AIM OF THE TASK: Determine how many lines in the following listing include "globals". Respond with that number only.

AVAILABLE DATA:

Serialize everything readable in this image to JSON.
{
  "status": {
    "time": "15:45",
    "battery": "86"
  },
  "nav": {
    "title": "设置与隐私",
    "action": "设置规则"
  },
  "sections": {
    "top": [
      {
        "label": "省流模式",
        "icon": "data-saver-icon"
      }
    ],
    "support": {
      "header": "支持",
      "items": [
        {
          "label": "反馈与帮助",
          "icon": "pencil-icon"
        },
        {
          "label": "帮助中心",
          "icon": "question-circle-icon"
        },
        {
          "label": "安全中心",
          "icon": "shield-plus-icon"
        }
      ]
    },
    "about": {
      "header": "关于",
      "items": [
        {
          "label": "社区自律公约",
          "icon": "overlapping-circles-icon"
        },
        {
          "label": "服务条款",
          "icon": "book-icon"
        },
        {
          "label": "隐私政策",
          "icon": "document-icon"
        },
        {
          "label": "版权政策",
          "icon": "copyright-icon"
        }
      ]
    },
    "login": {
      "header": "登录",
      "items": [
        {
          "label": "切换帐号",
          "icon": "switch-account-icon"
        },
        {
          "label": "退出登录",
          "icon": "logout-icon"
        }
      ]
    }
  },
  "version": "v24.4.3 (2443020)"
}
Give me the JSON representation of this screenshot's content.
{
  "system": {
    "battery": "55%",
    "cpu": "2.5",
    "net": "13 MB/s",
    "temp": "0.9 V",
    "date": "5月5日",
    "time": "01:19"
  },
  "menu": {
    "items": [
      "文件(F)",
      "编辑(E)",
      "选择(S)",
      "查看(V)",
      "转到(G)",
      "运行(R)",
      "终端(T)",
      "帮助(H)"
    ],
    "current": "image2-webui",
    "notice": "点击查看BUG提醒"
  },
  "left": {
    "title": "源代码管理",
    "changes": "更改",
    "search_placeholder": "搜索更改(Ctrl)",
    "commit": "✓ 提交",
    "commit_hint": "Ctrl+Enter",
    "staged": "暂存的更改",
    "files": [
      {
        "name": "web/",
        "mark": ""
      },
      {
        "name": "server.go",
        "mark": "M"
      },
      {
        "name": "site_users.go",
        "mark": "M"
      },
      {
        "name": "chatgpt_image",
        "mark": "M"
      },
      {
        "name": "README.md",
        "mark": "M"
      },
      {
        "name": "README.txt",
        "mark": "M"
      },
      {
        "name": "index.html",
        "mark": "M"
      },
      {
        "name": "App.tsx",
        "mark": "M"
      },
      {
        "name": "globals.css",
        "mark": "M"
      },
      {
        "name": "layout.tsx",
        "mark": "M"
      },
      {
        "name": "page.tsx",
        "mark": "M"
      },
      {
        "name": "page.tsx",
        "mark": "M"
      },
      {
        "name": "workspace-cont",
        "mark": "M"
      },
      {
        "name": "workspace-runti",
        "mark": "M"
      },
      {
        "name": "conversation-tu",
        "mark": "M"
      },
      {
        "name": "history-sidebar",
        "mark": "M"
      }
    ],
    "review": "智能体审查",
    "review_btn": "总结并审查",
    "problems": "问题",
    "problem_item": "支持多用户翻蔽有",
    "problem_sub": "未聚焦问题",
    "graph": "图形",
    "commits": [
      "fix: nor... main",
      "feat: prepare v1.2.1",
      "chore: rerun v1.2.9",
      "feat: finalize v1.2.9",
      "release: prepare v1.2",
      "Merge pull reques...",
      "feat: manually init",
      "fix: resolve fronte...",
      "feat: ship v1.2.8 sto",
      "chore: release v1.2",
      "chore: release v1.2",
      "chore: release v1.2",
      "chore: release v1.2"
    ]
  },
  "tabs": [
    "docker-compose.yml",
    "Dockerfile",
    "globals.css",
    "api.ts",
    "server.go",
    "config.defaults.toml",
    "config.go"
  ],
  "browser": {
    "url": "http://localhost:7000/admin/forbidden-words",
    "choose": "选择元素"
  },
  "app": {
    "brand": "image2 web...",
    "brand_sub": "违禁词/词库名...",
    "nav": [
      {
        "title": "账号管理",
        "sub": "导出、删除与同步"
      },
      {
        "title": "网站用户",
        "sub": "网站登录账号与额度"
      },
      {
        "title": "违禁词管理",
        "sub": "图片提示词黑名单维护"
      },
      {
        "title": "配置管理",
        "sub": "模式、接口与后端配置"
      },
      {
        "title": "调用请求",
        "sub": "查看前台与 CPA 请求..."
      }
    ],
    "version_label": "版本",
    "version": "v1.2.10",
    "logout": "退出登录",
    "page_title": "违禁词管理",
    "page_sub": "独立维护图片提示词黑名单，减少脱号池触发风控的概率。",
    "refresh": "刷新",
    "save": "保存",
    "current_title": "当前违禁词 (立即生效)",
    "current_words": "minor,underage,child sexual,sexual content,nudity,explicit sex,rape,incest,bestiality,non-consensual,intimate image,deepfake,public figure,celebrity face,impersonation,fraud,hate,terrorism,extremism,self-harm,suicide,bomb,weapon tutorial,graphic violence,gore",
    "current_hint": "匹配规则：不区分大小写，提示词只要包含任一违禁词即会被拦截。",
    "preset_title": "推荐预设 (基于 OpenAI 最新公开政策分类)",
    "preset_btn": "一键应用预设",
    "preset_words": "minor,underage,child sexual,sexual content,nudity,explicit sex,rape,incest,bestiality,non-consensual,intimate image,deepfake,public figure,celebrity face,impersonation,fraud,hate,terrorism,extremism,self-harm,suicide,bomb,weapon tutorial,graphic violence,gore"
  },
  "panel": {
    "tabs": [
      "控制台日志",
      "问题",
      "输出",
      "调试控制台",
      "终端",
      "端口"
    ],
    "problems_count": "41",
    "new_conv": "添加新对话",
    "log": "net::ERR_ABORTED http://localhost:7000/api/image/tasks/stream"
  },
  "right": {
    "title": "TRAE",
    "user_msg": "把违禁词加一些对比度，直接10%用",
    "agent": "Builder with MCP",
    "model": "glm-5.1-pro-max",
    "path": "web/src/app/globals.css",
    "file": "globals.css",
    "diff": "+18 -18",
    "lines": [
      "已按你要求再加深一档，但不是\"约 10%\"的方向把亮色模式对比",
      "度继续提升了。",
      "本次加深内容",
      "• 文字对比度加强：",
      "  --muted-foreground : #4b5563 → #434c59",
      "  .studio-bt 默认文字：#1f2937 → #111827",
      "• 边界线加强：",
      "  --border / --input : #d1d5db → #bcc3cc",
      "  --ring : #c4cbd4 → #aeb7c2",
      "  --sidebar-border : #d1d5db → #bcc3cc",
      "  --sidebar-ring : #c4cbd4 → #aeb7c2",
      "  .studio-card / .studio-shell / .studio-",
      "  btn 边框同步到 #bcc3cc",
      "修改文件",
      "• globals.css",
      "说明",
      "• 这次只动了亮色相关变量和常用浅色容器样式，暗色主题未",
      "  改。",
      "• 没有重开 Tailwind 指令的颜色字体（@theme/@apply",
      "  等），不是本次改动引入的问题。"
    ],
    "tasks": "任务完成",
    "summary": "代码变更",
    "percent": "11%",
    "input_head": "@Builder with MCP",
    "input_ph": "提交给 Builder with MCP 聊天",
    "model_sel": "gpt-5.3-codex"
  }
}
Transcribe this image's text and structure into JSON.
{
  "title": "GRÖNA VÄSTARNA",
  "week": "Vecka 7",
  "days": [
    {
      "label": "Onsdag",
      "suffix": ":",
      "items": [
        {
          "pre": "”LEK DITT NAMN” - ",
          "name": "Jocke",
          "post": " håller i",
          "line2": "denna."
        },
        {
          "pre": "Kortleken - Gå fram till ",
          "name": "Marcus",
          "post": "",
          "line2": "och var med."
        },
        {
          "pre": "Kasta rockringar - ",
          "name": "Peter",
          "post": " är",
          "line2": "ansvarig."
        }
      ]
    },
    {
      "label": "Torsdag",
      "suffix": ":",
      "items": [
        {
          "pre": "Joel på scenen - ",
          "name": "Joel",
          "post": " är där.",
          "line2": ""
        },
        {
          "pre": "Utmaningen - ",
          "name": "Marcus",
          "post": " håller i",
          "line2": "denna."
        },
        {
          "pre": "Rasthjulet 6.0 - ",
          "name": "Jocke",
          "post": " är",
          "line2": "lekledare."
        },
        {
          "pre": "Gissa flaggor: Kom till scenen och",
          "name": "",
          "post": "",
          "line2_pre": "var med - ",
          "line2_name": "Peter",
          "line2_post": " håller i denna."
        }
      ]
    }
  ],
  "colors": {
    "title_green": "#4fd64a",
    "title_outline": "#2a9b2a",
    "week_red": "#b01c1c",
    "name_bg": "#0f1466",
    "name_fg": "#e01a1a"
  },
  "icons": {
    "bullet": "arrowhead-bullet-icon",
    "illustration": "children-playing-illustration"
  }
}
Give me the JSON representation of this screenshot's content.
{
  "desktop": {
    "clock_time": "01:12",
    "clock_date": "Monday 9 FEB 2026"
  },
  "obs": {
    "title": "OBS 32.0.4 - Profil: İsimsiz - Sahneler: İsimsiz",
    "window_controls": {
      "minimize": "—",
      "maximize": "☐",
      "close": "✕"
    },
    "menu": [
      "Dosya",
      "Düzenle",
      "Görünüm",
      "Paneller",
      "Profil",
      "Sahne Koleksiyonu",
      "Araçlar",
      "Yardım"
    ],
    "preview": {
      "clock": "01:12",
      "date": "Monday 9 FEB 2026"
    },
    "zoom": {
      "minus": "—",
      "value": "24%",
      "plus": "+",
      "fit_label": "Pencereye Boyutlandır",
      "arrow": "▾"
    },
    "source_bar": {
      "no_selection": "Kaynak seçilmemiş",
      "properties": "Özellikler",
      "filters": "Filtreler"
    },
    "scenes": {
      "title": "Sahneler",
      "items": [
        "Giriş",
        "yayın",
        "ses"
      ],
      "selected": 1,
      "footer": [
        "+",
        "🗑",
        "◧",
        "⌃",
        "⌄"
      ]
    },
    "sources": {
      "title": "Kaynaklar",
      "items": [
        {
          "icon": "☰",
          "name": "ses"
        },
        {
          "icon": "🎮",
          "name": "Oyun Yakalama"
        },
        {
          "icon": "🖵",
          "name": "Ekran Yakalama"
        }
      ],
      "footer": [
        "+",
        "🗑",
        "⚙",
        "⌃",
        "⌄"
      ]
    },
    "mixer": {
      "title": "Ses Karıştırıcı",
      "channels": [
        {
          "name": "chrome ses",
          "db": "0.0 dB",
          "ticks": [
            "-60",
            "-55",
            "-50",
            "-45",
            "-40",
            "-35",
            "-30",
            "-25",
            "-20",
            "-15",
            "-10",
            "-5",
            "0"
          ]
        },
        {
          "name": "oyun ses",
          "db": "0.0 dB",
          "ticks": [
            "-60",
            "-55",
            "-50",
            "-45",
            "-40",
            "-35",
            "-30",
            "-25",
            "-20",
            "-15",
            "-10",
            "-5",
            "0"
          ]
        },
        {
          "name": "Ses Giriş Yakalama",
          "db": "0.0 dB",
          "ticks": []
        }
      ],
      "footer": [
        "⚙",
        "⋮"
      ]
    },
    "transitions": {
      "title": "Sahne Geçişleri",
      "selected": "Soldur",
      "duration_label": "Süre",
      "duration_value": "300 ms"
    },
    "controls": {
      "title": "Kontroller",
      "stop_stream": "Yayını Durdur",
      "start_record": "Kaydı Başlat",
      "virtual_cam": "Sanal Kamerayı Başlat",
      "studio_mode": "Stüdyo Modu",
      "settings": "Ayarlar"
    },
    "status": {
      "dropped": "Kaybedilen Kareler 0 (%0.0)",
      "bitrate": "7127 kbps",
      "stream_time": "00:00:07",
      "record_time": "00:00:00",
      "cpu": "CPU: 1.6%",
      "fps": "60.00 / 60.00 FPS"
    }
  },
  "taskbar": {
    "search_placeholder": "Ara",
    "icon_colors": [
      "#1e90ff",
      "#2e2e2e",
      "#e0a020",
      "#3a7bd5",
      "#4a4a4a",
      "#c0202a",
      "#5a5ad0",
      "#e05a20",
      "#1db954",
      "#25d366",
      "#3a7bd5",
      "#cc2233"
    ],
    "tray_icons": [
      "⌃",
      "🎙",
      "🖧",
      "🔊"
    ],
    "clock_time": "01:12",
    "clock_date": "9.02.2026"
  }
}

SOLUTION: 5